An SEO professional was curious about location based SEO, and how Google Search performs searches.
They have a client that operates in only a handful of states. Right now, when you go to their home page, the state that they are headquartered in, it’s mentioned loud and clear.
Basically, you know they are in that particular state.
However, the client now thinks that perhaps visitors from other states will feel left out when they come to the home page.
To rectify this, their conversion team had an idea to create localized landing pages.
However, they want to automatically redirect the user from that home page to the specific state page using dynamic Geo IP redirection.
The state pages are the same homepage, just with that specific state, to better show their ideas. The SEO pro was curious about the SEO implications of following this kind of process.
John explained that there are several things to keep in mind here. On one hand, for Google search, they will generally crawl from their servers that are mapped back to California.
What that would mean is that the content they can look at would be content that’s more specific to California.
They would not have access to any content from the other states.
Depending on the kind of content you have for other states, it might be okay. But, it could also be problematic.
He also believes that Geo IP redirects, or dynamically swapping out the localized content, is something that throws people off in terms of how it will look like where it is from.
If you index the individual state landing pages, then the state landing page that someone from California would go to would also be noindexed, which would mean that your homepage will drop out of the search results.
This would be a bad thing.
John’s general recommendation for these types of situations is: instead of redirecting automatically to a specific location, you want to make it so the user can find that content easier.
Something like a dynamic banner on a page when the user goes to the homepage is a great way to implement this, he says.
When the user goes to the homepage, there could be a dynamic banner on top that recognizes the state you’re visiting from, for example Texas. And the company may have an office in Texas.
There’s then information to click on the link to find out more, etc.
This way, the user has the ability to go to these individual pages.
That way, instead of having separate state landing pages, you would have your general home page, and then the state-specific information dynamically swapped out.
This happens at approximately the 14:17 mark in the video.
John Mueller Hangout Transcript
SEO Professional 4 14:17
Hi, can you hear me? Yes. Great. So I’m in SEO, and I was given this question, and I want to provide the best possible answer. I’ve got a client that operates in only a handful of states.
And right now when you go to the homepage, the the state that they’re headquartered in is, is loud and clear, you know that they’re in that state, but then they feel like it’s leaving the other states out when they come to the page.
So the conversion team has an idea to create state landing pages. But they want to automatically redirect the user when they come to the home page to that state page. So a dynamic Geo IP redirection.
And then since those state pages are essentially the same homepage, just with that state showcased better, their idea is to no index these state pages. And I now have a tight ball in my stomach about this whole idea, and they want to know the SEO implications of doing so.
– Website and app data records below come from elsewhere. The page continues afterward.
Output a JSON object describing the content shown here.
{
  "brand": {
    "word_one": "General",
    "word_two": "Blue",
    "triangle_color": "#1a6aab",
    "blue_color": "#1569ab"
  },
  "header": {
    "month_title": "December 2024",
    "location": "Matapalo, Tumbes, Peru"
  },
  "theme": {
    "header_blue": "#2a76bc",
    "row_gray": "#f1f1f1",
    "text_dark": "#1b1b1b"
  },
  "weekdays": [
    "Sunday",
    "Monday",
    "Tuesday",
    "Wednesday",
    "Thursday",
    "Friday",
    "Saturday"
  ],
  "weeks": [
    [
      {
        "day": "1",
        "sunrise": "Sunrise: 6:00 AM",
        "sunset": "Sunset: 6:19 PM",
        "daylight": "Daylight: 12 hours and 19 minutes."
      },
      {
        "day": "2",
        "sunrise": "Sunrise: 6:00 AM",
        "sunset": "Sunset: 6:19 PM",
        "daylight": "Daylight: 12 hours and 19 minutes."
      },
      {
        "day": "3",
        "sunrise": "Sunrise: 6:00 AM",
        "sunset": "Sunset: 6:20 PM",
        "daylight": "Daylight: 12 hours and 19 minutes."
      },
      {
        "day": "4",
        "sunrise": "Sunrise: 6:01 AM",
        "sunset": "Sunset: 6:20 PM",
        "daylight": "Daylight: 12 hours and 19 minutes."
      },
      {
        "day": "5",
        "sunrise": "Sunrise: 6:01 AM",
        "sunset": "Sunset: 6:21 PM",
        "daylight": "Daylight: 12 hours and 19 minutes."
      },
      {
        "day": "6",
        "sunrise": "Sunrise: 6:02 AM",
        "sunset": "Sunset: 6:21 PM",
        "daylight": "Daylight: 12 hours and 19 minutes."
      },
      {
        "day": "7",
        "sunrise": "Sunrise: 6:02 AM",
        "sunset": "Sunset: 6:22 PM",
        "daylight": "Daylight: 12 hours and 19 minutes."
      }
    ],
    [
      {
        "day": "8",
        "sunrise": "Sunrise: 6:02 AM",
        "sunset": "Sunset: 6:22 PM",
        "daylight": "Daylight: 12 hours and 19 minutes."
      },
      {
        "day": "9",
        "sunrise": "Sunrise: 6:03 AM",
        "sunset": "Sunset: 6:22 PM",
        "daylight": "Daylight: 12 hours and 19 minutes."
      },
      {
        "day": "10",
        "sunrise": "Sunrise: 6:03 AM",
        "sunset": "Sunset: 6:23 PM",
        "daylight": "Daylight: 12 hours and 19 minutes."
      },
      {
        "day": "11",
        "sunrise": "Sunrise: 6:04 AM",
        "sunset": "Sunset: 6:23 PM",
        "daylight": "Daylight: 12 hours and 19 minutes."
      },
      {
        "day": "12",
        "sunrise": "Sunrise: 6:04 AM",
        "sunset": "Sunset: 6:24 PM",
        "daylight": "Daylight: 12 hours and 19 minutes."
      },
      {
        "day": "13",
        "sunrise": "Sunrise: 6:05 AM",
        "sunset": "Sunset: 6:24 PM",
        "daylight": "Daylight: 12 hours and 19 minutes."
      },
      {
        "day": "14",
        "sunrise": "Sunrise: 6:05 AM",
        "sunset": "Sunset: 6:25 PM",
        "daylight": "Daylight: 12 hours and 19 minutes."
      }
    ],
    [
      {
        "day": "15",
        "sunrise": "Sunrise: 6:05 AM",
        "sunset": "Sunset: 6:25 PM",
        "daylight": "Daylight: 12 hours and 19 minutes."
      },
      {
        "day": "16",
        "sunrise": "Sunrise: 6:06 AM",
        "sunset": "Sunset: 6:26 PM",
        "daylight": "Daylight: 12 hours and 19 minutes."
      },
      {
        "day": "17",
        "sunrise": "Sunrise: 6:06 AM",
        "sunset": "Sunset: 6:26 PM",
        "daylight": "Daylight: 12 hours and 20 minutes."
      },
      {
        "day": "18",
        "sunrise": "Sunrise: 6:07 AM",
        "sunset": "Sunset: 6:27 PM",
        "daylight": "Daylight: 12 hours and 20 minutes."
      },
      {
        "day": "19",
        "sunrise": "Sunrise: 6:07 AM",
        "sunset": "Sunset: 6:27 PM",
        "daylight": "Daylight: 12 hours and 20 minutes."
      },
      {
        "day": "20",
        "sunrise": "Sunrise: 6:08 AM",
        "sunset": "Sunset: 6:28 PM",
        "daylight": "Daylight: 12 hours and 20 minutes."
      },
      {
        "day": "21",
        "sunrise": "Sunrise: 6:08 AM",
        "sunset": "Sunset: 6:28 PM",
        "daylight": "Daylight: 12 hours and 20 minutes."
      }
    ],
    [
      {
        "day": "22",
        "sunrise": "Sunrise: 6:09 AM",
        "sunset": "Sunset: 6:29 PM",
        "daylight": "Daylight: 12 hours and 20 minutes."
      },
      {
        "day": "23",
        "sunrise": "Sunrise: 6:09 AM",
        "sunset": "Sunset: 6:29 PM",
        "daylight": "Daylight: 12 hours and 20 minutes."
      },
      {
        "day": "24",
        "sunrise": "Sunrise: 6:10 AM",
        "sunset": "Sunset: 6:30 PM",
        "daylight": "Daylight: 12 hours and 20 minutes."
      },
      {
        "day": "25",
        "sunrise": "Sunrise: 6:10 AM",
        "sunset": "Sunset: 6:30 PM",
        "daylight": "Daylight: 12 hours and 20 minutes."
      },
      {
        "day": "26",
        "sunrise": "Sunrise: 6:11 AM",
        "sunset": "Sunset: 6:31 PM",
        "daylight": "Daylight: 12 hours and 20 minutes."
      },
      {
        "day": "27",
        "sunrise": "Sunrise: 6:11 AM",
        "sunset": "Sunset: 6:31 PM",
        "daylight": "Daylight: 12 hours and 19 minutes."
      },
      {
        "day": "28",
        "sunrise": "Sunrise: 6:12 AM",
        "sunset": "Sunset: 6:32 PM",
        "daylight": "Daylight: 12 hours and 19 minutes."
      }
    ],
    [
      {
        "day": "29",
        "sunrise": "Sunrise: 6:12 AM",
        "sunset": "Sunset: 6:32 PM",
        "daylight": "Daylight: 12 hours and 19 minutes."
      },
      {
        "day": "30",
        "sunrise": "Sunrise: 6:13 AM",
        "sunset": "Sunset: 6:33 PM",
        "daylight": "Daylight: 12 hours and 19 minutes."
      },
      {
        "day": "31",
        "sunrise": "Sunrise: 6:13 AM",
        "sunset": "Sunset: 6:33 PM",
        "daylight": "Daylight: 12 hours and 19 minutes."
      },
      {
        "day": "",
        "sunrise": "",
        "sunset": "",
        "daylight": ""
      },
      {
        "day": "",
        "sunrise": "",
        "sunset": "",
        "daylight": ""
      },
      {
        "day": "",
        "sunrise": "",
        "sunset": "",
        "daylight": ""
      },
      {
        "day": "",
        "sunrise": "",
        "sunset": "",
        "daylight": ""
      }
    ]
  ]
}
Okay. So I think there are a few things to kind of keep in mind there. On the one hand, Google for search, we generally just crawl from one location. And probably for most systems, that would map back to California. And essentially, what that would mean is that the content that we can look at would be the content for California.
And we would not have access to the content for the other states, which, depending on what kind of content you have there for the other states, we like, that might be okay, but it might be problematic. So that’s kind of the first thing to keep in mind is like, probably, it will look like when you search for your company, it’ll look like oh, this is purely in California, or maybe even in San Francisco, I don’t know how the IP addresses would map there.
So I think that’s something that often throws people off, especially with Geo IP redirects, or dynamically swapping the content. The other thing is, if you noindex the individual’s state landing pages, then, of course, the state landing page that someone from California would go to would also be noindexed, which would basically mean that your homepage would drop out of the search results. So that would be a pretty bad thing.
My general recommendation for these kinds of situations is, instead of redirecting automatically to a specific location, to make it so that the user can find that content much easier. So something like a dynamic banner on a page, when the user goes to the homepage, there’s like a banner on top, it says, oh, it looks like you’re in Texas. And we have an office in Texas. And here’s the information and click this link to find out more.
And that way, the user has the ability to go to these individual pages. And ideally, those individual pages would also be indexable. Because that way, if someone looks for your company name plus the state name, they would be able to find that landing page, which would be essentially ideal. The other approach that you could take is to swap out some of the content dynamically on the homepage.
So instead of having separate state landing pages, you have kind of your general homepage, and you have that state specific information dynamically swapped out. The important part here is to make sure that overall, that homepage still has enough generic content, so that it doesn’t come across as like everything is for California, but rather, like this is lots of information about your business.
And since it looks like you’re in California, here’s specific information for California, or whatever state that you’re in. So those are generally the two directions that we recommend there. With regards to the individual state landing pages, for a handful of versions, we wouldn’t really see that as being problematic. If you had landing pages for every city in every state, then that would start looking a little bit iffy for our web spam algorithms. But like if you’re talking about a handful of states, or like I don’t know, maybe even all states, it’s something where you have 50 different versions of the homepage with your local address with phone numbers, opening hours, kind of that additional local information on them. From our point of view, that’s generally fine.